|(Photo credit: cobaltfish)|
Water crashing on the shoreline, or falling upon rocks, or being exposed to lightening in the sky, causes the molecules in the air to break apart, losing their charge and thereby becoming negatively charged ions.
These negative ions, found in much higher levels in these settings than in the average home or office building, are odorless, tasteless, and invisible. Once they reach our bloodstream, it is believed they produce biochemical reactions which increase the flow of oxygen to the brain, resulting in higher alertness, decreased drowsiness and more mental energy. They may also have some protective action against germs in the air and particles which cause sneezing and coughing.
It is important to remember that the way these ions become negatively charged is by crashing upon the sand, or rocks, or being exposed to lightening.
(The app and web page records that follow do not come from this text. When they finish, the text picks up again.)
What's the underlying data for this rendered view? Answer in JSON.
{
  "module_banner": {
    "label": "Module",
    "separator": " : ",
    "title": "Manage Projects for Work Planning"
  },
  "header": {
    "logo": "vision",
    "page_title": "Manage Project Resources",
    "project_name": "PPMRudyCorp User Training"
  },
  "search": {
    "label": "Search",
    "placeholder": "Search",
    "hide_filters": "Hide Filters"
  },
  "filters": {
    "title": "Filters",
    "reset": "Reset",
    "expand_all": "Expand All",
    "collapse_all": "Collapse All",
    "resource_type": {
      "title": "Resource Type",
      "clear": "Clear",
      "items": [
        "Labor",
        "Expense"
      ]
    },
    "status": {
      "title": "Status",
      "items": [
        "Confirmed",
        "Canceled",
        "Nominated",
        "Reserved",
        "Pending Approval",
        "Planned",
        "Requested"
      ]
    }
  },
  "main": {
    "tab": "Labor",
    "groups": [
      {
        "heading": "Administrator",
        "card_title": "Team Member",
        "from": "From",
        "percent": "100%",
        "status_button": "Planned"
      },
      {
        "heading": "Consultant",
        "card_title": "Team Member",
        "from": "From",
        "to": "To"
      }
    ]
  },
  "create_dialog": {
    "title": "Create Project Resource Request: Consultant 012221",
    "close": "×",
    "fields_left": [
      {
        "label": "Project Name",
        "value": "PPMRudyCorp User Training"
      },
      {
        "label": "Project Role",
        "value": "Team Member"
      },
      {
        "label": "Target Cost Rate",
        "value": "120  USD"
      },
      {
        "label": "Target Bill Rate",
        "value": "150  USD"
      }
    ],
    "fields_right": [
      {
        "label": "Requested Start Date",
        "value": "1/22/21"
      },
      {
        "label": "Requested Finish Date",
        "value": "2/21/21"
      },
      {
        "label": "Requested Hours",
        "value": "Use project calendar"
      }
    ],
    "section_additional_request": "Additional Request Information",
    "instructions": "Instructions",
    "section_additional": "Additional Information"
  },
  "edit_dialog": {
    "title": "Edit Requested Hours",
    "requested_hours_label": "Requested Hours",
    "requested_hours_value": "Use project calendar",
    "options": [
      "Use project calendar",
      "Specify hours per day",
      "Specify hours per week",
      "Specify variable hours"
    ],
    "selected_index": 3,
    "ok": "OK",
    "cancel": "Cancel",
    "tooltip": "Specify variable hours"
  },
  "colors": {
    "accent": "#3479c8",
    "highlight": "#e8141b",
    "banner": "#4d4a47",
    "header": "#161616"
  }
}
For the ions, I suppose, this is not a positive thing (further underlining the name "negative ions.") But our response when exposed to them is generally positive.
Throughout our lifetimes we will all face negative circumstances. We will find ourselves crashed upon the shorelines of our lives. We will fall upon hard rocks, or perhaps find ourselves "between a rock and a hard place." We may feel the fire and burn of lightening in our lives.
But for the Christian, everything that appears to be negative on the outside is a tool in the Lord's hand to work out the very best for us. In the darkest of nights He will give the sweetest songs. In the moments of deepest griefs He will be our greatest comfort. There is no path we can walk, no trial we can face, no heartache we will experience that He is not there before us. He knows the way and He knows us and He has been, is and will be, all that we will ever need in every situation.
"Weeping may endure for a night, but joy cometh in the morning."